 Elias Canetti, Masse und Macht [Crowds and Power], Frankfurt/M. 1996, pp. 172-4.
 Cited in Daniel Brumberg, Khomeini’s Legecy. Islamic Rule and Islamic Social Justice, in: Appleby, R. Scott, Spokesmen for the Despised. Fundamental Leaders of the Middle East, Chicago & London: University of Chicago Press, 1997, p. 56.
 Cited in Dawud Gholamasad and Arian Sepideh, Iran: Von der Kriegsbegeisterung zur Kriegsmüdigkeit. Hannover: Internationalismus Verlag, 1988, p. 15.
 Saskia Gieling,, The Sacralization of War in the Islamic Republic of Iran, Ridderkerk: Ridderprint, 1998, p. 66.
 Gieling, op. cit., pp. 125-6.
 Sehabjam, op. cit., pp.136-8.
 V.S. Naipaul, Eine islamische Reise. Unter den Gläubigen [Among the Believers: An Islamic Journey], Berlin: List Taschenbuch, 2002, p. 23.
 Möller, op. cit., p. 153.
 Cited in Gholamasad and Sepideh, op. cit., p. 15.
 Joseph Croitoru, Der Märtyrer als Waffe. Die historischen Wurzeln des Selbstmordattentats, München: Hanser, p. 132.
 MEMRI Berlin, Special Dispatch, June 9, 2004: Iran – Freiwillige Märtyrer und Feiern zu Khomeinis 15. Todestag.
 Cf. Ayelet Sayvon, The ,Second Islamic Revolution’, MEMRI, Inquiry and Analysis Series, No. 253, November 17, 2005.
 IranReloaded, July, 31, 2005 and Wahied Wahdat-Hagh, Europäische Diplomatie in der Sackgasse. Warum der kritische Dialog mit dem Iran scheitern musste, in: Internationale Politik, March 2006, p. 72..
 Colin Freeman and Philip Sherwell, Iranian fatwa approves use of nuclear weapons, in: The Sunday Telegraph, February 19, 2006.
 Hoffmann, op. cit.
 Michael Slackman, Invoking Islam’s Heritage, Iranians Chafe at ,Opression’ by the West, in: New York Times, February 6, 2006.
 MEMRI Special Dispatch, 18. August 2005.
 Iranfocus, 12. August 2005.
 Cited in Daniel Jonah Goldhagen, Iran Bares ,Genocidal Intent’, in: The Sun, November 3, 2005 and MEMRI, Special Dispatch Series – No. 325, January 3, 2002.
 Paul Huges, Iran president paves the way for arabs’ imam return, reuters, November 17, 2005.

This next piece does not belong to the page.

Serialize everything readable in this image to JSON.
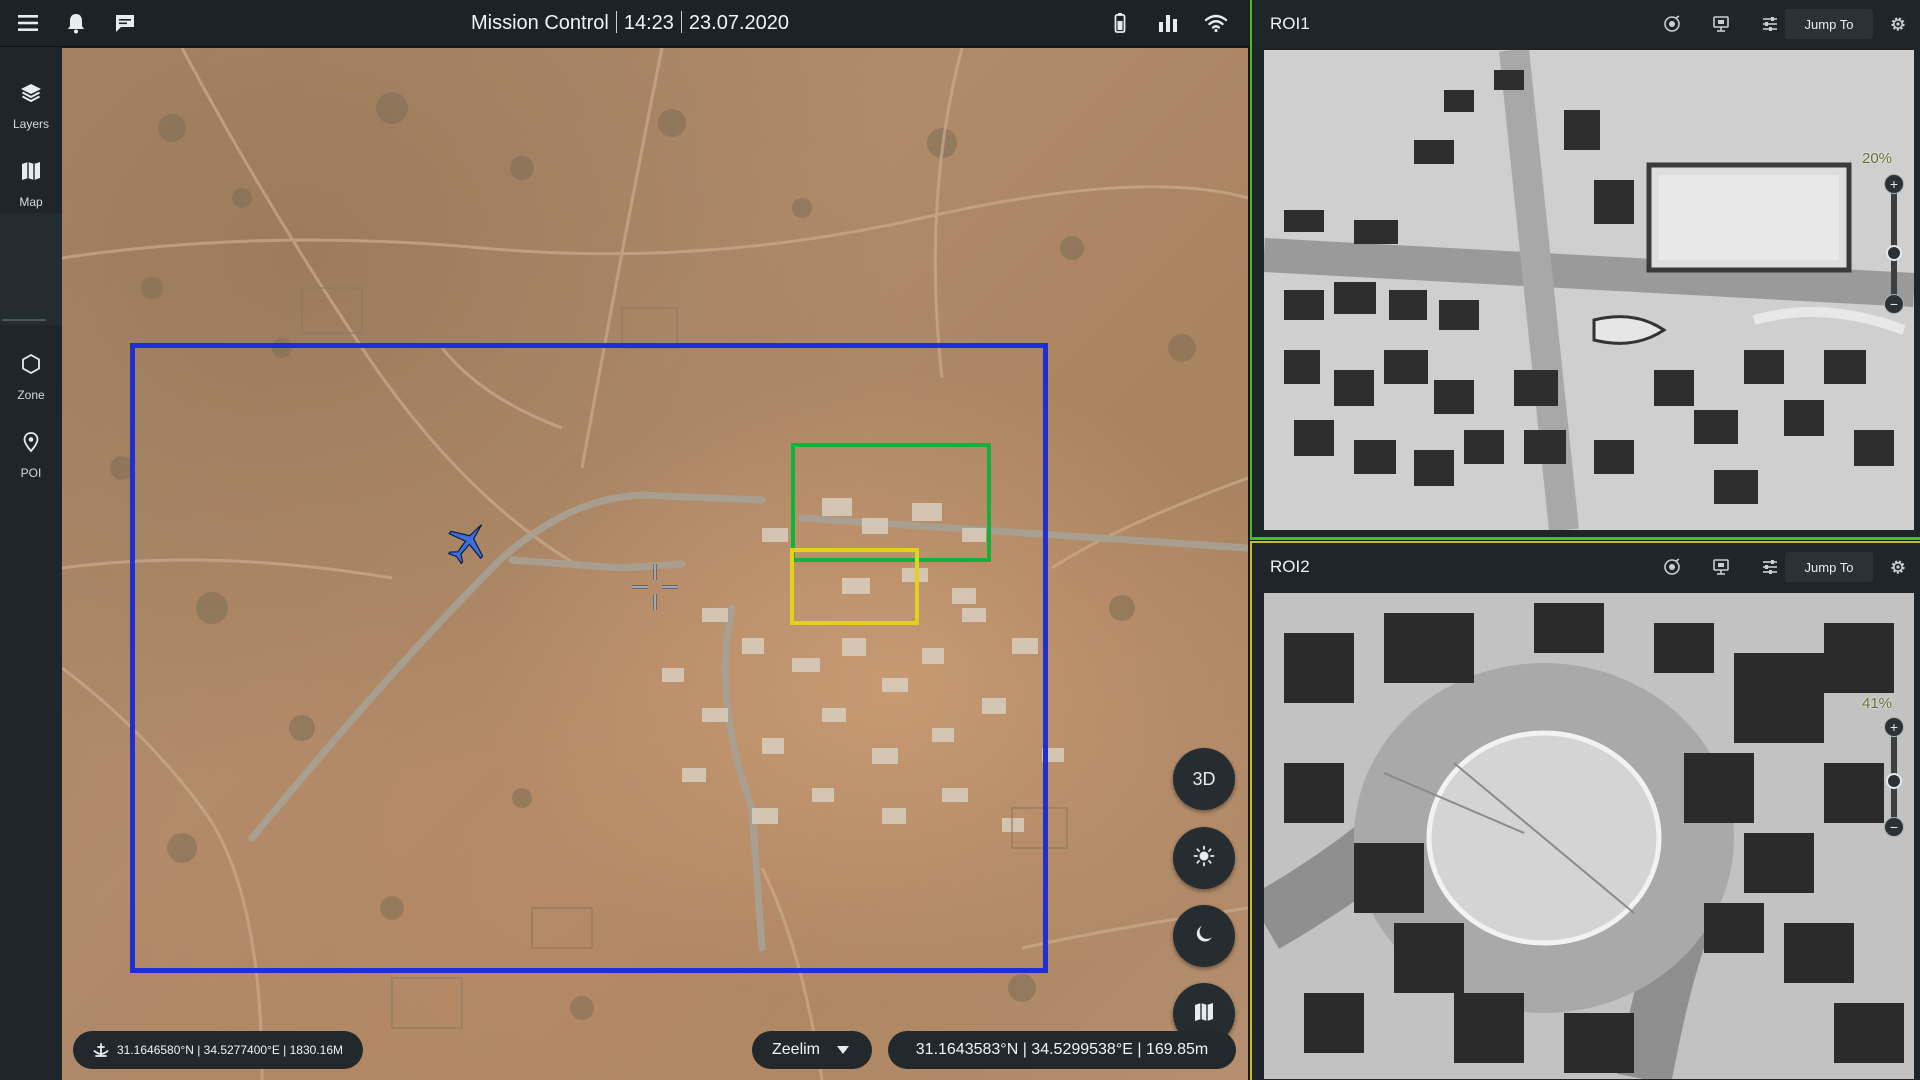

 MEMRI, Special Dispatch Series, No. 1091, February 14, 2006, sowie MEMRI – Special Dispatch, 15. Februar 2006.
 Ahmadinedschad reist nach Kuba, in: Junge Welt, February 9, 2006.